Find the lines in the records that carry the word "name". Copy each one.
___ RECORDS FOR THE EXERCISE ___
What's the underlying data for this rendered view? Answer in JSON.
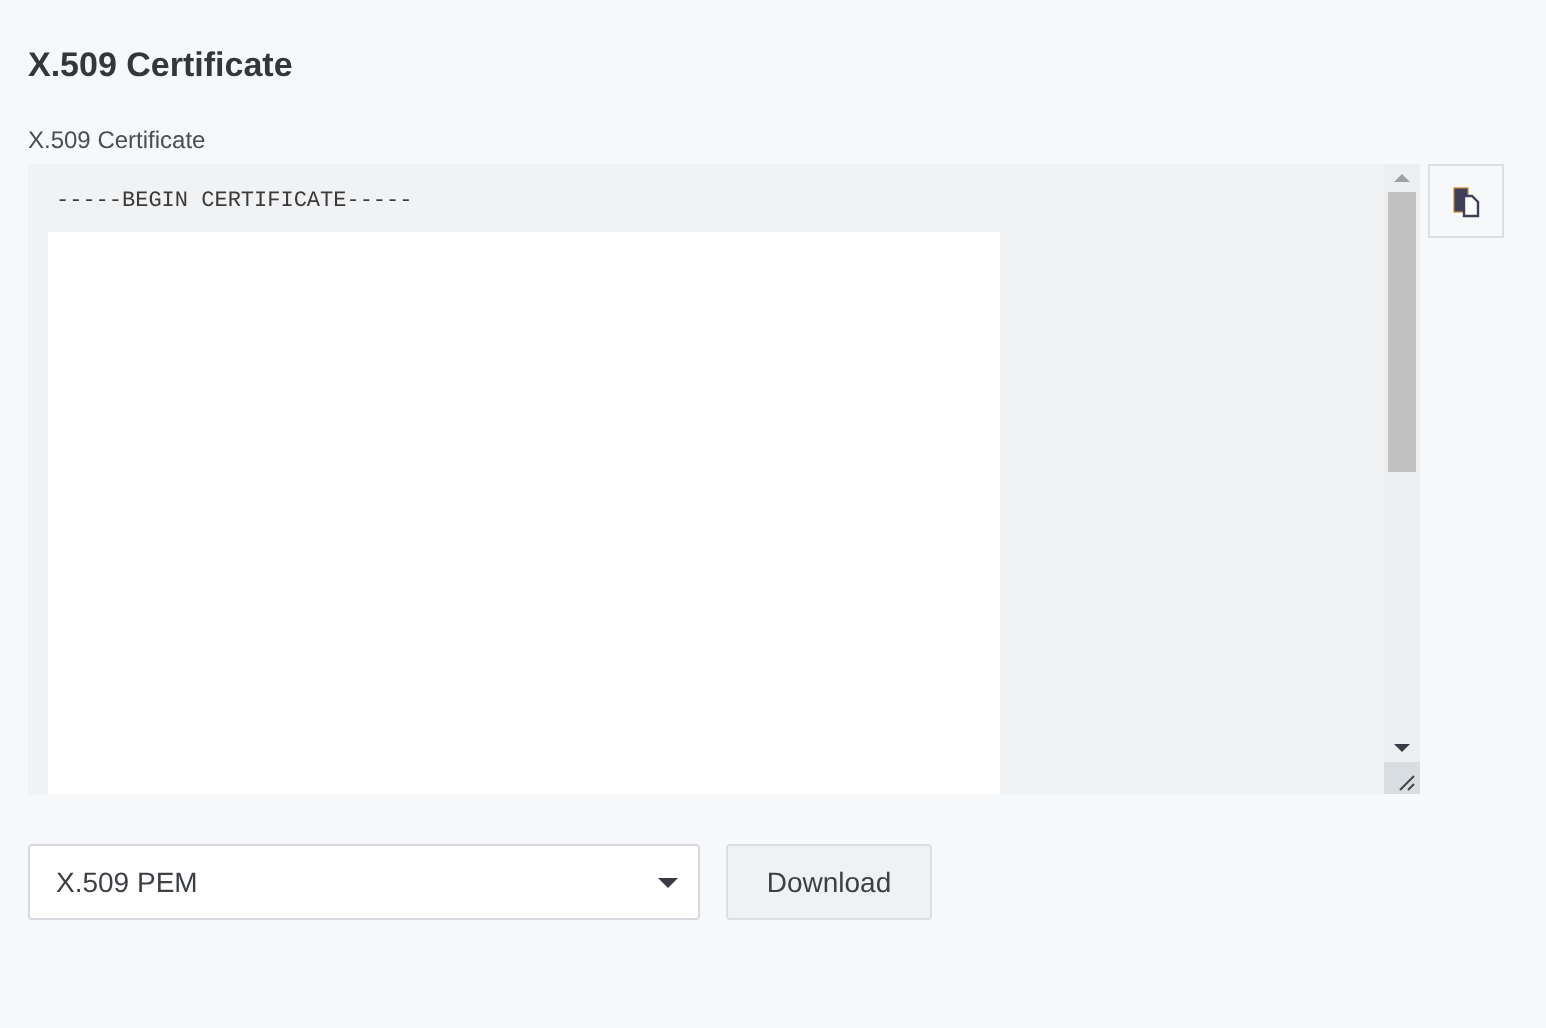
{
  "section": {
    "title": "X.509 Certificate"
  },
  "certificate_field": {
    "label": "X.509 Certificate",
    "value": "-----BEGIN CERTIFICATE-----"
  },
  "format_select": {
    "value": "X.509 PEM"
  },
  "buttons": [
    "Download"
  ]
}
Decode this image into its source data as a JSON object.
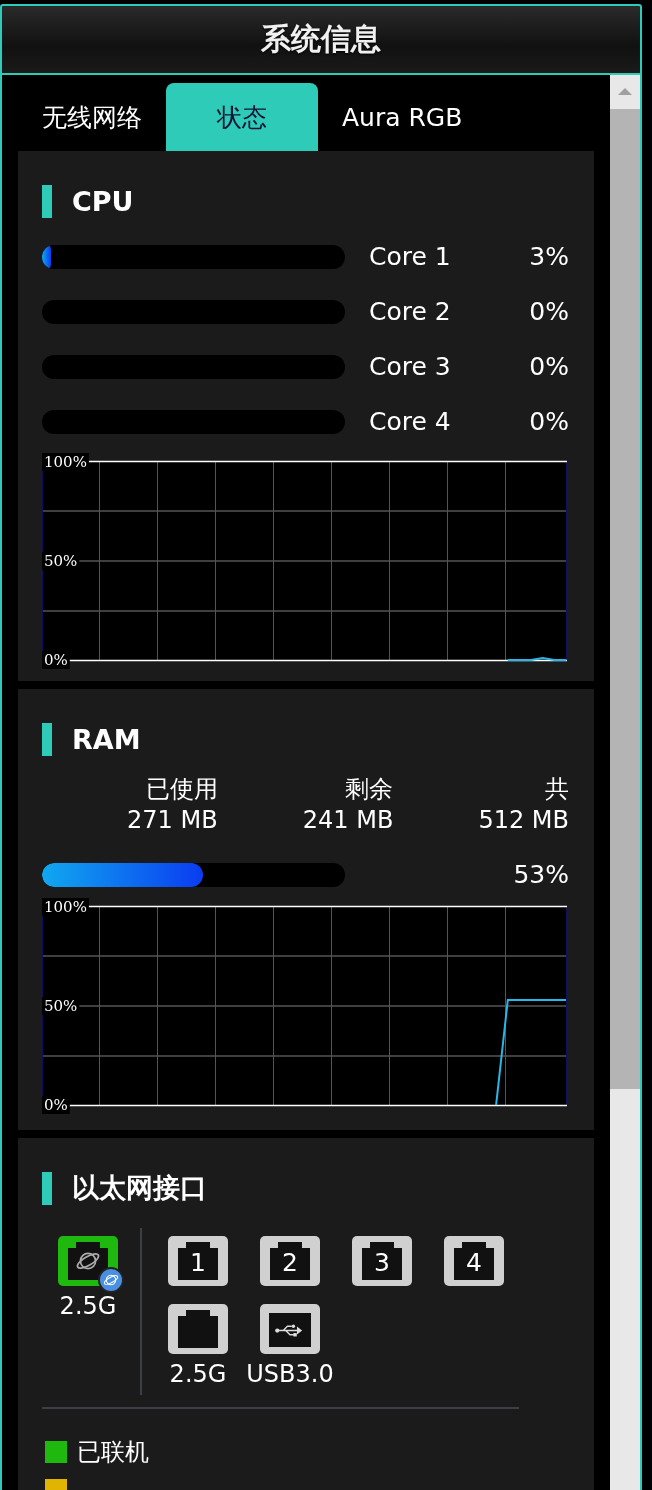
{
  "window": {
    "title": "系统信息"
  },
  "tabs": [
    {
      "label": "无线网络",
      "selected": false
    },
    {
      "label": "状态",
      "selected": true
    },
    {
      "label": "Aura RGB",
      "selected": false
    }
  ],
  "cpu": {
    "title": "CPU",
    "cores": [
      {
        "name": "Core 1",
        "level": 0.03,
        "reading": "3%"
      },
      {
        "name": "Core 2",
        "reading": "0%"
      },
      {
        "name": "Core 3",
        "reading": "0%"
      },
      {
        "name": "Core 4",
        "reading": "0%"
      }
    ],
    "chart_data": {
      "type": "line",
      "grid": true,
      "categories": [
        null,
        null,
        null,
        null,
        null,
        null,
        null,
        null,
        null,
        null,
        null,
        null,
        null,
        null,
        null,
        null,
        null,
        null,
        null,
        null,
        null,
        null,
        null,
        null,
        null,
        null,
        null,
        null,
        null,
        null,
        null,
        null,
        null,
        null,
        null,
        null,
        null,
        null,
        null,
        null,
        null,
        null,
        null,
        null,
        null,
        null
      ],
      "ylim": [
        0,
        100
      ],
      "yticks": [
        {
          "value": 0,
          "label": "0%"
        },
        {
          "value": 50,
          "label": "50%"
        },
        {
          "value": 100,
          "label": "100%"
        }
      ],
      "series": [
        {
          "color": "#29b6e8",
          "values": [
            null,
            null,
            null,
            null,
            null,
            null,
            null,
            null,
            null,
            null,
            null,
            null,
            null,
            null,
            null,
            null,
            null,
            null,
            null,
            null,
            null,
            null,
            null,
            null,
            null,
            null,
            null,
            null,
            null,
            null,
            null,
            null,
            null,
            null,
            null,
            null,
            null,
            null,
            null,
            null,
            0,
            0,
            0,
            1,
            0,
            0
          ]
        }
      ]
    }
  },
  "ram": {
    "title": "RAM",
    "stats": [
      {
        "label": "已使用",
        "value": "271 MB"
      },
      {
        "label": "剩余",
        "value": "241 MB"
      },
      {
        "label": "共",
        "value": "512 MB"
      }
    ],
    "level": 0.53,
    "reading": "53%",
    "chart_data": {
      "type": "line",
      "grid": true,
      "categories": [
        null,
        null,
        null,
        null,
        null,
        null,
        null,
        null,
        null,
        null,
        null,
        null,
        null,
        null,
        null,
        null,
        null,
        null,
        null,
        null,
        null,
        null,
        null,
        null,
        null,
        null,
        null,
        null,
        null,
        null,
        null,
        null,
        null,
        null,
        null,
        null,
        null,
        null,
        null,
        null,
        null,
        null,
        null,
        null,
        null,
        null
      ],
      "ylim": [
        0,
        100
      ],
      "yticks": [
        {
          "value": 0,
          "label": "0%"
        },
        {
          "value": 50,
          "label": "50%"
        },
        {
          "value": 100,
          "label": "100%"
        }
      ],
      "series": [
        {
          "color": "#29b6e8",
          "values": [
            null,
            null,
            null,
            null,
            null,
            null,
            null,
            null,
            null,
            null,
            null,
            null,
            null,
            null,
            null,
            null,
            null,
            null,
            null,
            null,
            null,
            null,
            null,
            null,
            null,
            null,
            null,
            null,
            null,
            null,
            null,
            null,
            null,
            null,
            null,
            null,
            null,
            null,
            null,
            0,
            53,
            53,
            53,
            53,
            53,
            53
          ]
        }
      ]
    }
  },
  "ethernet": {
    "title": "以太网接口",
    "wan": {
      "kind": "wan",
      "color": "#1fb80f",
      "label": "2.5G"
    },
    "ports": [
      {
        "kind": "lan",
        "color": "#d0d0d0",
        "number": "1"
      },
      {
        "kind": "lan",
        "color": "#d0d0d0",
        "number": "2"
      },
      {
        "kind": "lan",
        "color": "#d0d0d0",
        "number": "3"
      },
      {
        "kind": "lan",
        "color": "#d0d0d0",
        "number": "4"
      },
      {
        "kind": "lan",
        "color": "#d0d0d0",
        "label": "2.5G"
      },
      {
        "kind": "usb",
        "color": "#d0d0d0",
        "label": "USB3.0"
      }
    ],
    "legend": [
      {
        "label": "已联机",
        "color": "#1fb80f"
      },
      {
        "color": "#e0b400"
      }
    ]
  }
}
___
**TASK SOLUTION:**
        "name": "Core 1",
        "name": "Core 2",
        "name": "Core 3",
        "name": "Core 4",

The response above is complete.